Campus planning requires vision. It is best served by the kind of foresight that anticipates the educational needs of the future generation. The rise of the digital generation and the resultant changes in today’s scholarship make educational campus planning even more vital. With that in mind, here are three things to remember when designing educational campuses.
Look for Variety
Variety is key when looking for an architect for your educational facility – both in experience and in style. Choose an architectural firm that has a background in planning and designing campuses of various levels, from preschool to university, as different stages of learning have different needs.
Not only that, but you should also look for architects whose portfolios demonstrate a mastery of styles, from modern to Gothic, so you can see what fits your outlook the best. Also, ask to see 3-D models of proposed designs if they are available so you can get a more hands-on view before committing.
It can be easy to become distracted by your wishlist items when starting a new architecture project. An amphitheater, a new field house, an interactive learning space – they all sound great, but prioritize wishlist items by importance. Schools may offer state-of-the-art technology, but that means little if there is no adequate space to learn and use that technology. Determine your priorities early, so you can schedule a budget with your architect that meets your goals within the viable limits of your financial plan.

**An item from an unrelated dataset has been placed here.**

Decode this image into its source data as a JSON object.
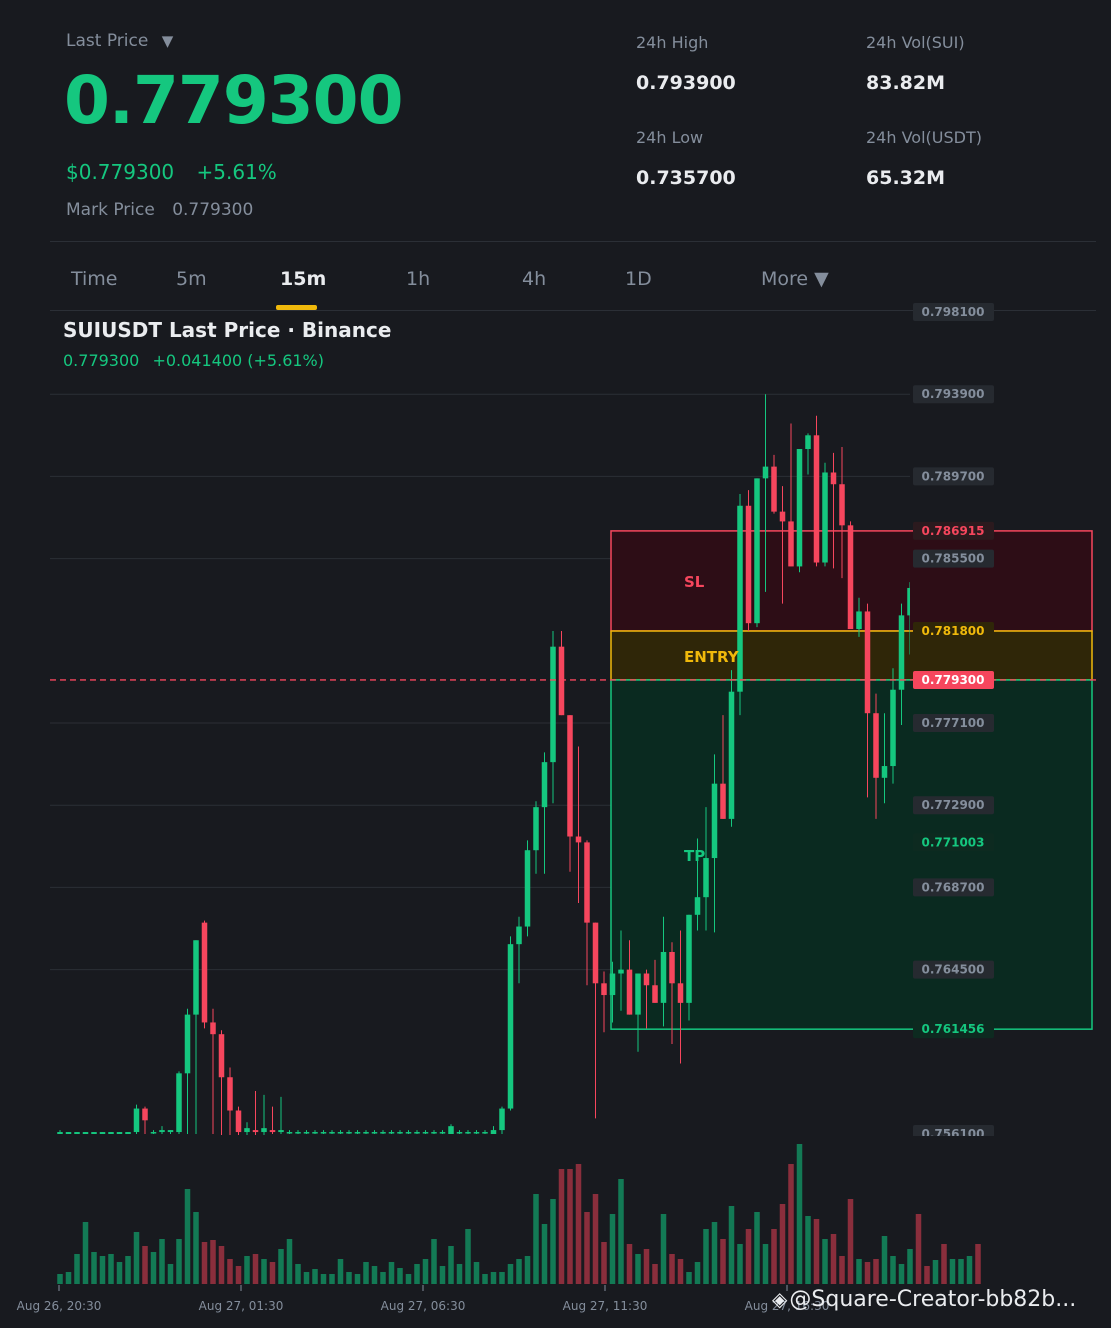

Energy efficiency and sustainability are big keywords in architecture these days, especially given the prestige that comes with LEED certification, along with other perks such as lower utility bills and higher building value. Green status inarguably helps make buildings more efficient, while also making maintenance cheaper in the long run. Remember that going green now can save you more green down the line — not to mention you would be helping the environment.
With the rise of the Digital Age, education is changing. As such, it is increasingly important that educational facilities are designed and constructed in a way that meets and anticipates students’ changing needs.